In early 1927 a group of senior members of Gray’s Inn who were masons petitioned the Bench of the Inn for permission to found a lodge, to be named Gray’s Inn Lodge.
This was duly given and on the 25th October 1927 the new lodge was consecrated in the presence of many senior Grand Lodge Officers, many of whom became joining members of the new lodge. Prominent among those was the earl of Birkenhead, better known as F. E. Smith, a former Lord Chancellor and then Secretary of State for India.
Among many prominent members of the lodge since then, one may mention Lord Justice Hilbery, whose book “Duty and Art in Advocacy” used to be presented to every newly called barrister, Sir Bernard Spilsbury the most famous criminal pathologist of the inter-war period, Freddie Landau who personally planted and nurtured an olive grove in the desert of Palestine, Lord Widgery, Lord Chief Justice of England, and Lord Edmund-Davies, the Judge in the “trial of the century” of the Great Train Robbers.

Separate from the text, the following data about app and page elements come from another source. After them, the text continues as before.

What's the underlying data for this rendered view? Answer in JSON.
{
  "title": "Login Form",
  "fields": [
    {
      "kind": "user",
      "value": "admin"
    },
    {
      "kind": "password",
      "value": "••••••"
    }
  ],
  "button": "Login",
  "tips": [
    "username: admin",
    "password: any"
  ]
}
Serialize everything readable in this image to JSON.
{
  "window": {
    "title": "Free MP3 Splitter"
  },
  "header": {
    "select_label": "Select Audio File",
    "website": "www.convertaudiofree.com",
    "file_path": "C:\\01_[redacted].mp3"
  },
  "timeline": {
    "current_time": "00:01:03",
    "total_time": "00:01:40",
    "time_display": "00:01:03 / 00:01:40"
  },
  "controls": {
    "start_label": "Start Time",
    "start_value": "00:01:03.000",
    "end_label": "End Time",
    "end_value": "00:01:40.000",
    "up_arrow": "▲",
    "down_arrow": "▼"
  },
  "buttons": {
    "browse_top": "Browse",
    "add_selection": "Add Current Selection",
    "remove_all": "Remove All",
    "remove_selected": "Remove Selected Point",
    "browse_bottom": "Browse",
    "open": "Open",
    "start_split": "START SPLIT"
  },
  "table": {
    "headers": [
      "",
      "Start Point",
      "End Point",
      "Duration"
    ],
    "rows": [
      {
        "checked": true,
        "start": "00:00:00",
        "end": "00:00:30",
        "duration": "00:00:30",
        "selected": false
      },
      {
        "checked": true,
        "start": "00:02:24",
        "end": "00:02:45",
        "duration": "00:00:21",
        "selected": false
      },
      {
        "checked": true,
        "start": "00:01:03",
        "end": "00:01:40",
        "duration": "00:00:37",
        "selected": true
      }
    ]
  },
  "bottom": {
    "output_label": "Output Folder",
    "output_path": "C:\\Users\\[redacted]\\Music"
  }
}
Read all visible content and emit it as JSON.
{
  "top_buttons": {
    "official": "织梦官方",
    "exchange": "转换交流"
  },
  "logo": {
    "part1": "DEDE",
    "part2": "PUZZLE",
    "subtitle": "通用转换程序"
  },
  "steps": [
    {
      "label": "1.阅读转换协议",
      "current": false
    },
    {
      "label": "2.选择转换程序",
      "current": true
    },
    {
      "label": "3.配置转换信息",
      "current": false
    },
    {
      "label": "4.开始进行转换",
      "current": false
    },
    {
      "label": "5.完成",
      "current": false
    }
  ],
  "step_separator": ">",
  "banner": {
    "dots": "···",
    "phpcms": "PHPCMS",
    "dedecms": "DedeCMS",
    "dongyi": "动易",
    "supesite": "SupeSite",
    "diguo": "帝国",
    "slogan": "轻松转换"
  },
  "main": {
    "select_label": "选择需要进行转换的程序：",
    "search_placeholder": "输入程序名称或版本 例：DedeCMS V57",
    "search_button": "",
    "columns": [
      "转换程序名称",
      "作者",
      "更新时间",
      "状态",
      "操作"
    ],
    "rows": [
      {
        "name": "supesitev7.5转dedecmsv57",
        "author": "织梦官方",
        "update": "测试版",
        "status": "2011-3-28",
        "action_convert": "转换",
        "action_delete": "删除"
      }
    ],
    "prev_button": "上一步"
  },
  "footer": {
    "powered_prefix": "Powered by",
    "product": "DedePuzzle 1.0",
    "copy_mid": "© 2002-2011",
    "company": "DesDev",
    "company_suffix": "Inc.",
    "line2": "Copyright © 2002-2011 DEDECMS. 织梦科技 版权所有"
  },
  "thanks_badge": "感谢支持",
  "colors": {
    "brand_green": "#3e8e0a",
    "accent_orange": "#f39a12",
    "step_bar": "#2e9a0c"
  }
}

The ritual book used by the great majority of English lodges was compiled and edited by the Preceptor of the lodges Lodge of Instruction, Judge Alan Trapnell, not being a member of the Gray's Inn Lodge, he was not eligible for membership of the lodge. The lodge is no longer a “closed” one and is open to all men of good character who wish to embrace the principles of openness, morality and community service which characterise Freemasonry.